David e. underdown Professor of modern european History
B.A., California State University; M.A., Ph.D., University of California
Andrea Mansker is a modern Europeanist who specializes in French and Francophone cultural, intellectual, and gender history. Her research interests include the history of honor, sexuality, and feminism in Third Republic France.
Mansker offers courses on European cultural and intellectual history, revolutionary Europe and the Atlantic world, modern France, and the history of women, gender, sexuality, and crime.
Her book Sex, Honor and Citizenship in Early Third Republic France was released on Palgrave Macmillan in October 2011. This monograph repositions French women's struggle for suffrage within a prewar public culture that celebrated male dueling and dictated the proper social and sexual forms of manly comportment. It argues that women appropriated this exclusionary masculine honor code to formulate a powerful political critique of the family and to create civic spaces where "honor had no sex." Mansker received a John B. Stephenson fellowship from the Appalachian College Association to complete this project.

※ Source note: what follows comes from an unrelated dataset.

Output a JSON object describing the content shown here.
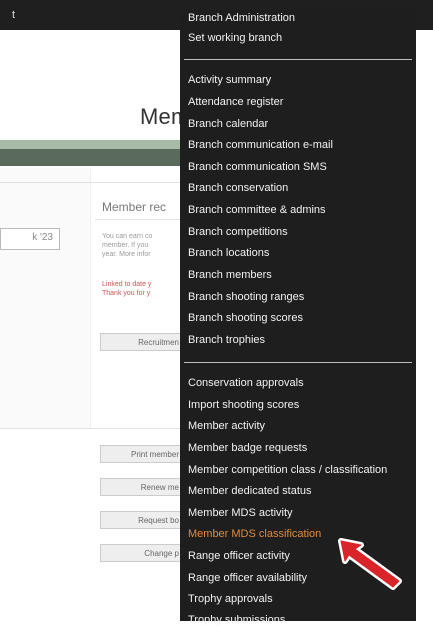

She has published additional pieces on honor and feminism in Confronting Modernity in Fin-de-Siècle France: Bodies, Minds, and Gender , edited by Christopher Forth and Elinor Accampo (Palgrave 2010), Feminist Studies, the book Honor in the Modern World: Interdisciplinary Perspectives (Lexington 2016), and the Dictionnaire des féministes: France, XVIIIe-XXIe siècle, edited by Christine Bard and Sylvie Chaperon (puf 2017).
Her next project uses the unexplored history of professional marriage brokers and personal ads to track the commercialization of marriage in nineteenth-century France. Though historians have analyzed the ways in which contemporaries redefined the family at pivotal revolutionary moments, they have overlooked how marriage itself was imagined increasingly as a commercial contract inseparable from the atomistic and corrupt marketplace. The matchmaking industry both responded to and helped shape national anxieties regarding fluctuating nuptial rates, a declining birthrate, a sex ratio imbalance, and changing legislation on marriage and divorce. A study of brokers' and individuals' marketing narratives on love along with court cases, legislation, memoirs, and literature surrounding the business reveals the intimate and socioeconomic pressures of finding a spouse. It also exposes the multiple ways in which individuals used the matrimonial industry to re-imagine family relationships and marriage rituals.
Mansker received a summer grant from the National Endowment for the Humanities as well as a fellowship from the Appalachian College Association to complete her archival research for this manuscript, and she has published a number of pieces on the matchmaking industry. Her article, "'Marriages by the Petites Affiches:' Advertising Love, Marital Choice, and Commercial Matchmaking in Napoleon's Paris" appears in French Historical Studies 41:1 (Feb. 2018), and her contribution to "Regards croisés sur le mariage à l'époque révolutionnaire et impériale," moderated by Anne Verjus, was published in the Annales historiques de la Révolution française, no. 388 (June 2017): 143-71. Her essay, "The Legal Pitfalls of Marriage Brokerage in Nineteenth-Century France" appeared in the volume, Kinship, Community, and Self: Essays in Honor of David Warren Sabean, eds. Jason Coy, Ben Marschke, Jared Poley and Claudia Verhoeven (Berghahn, 2014).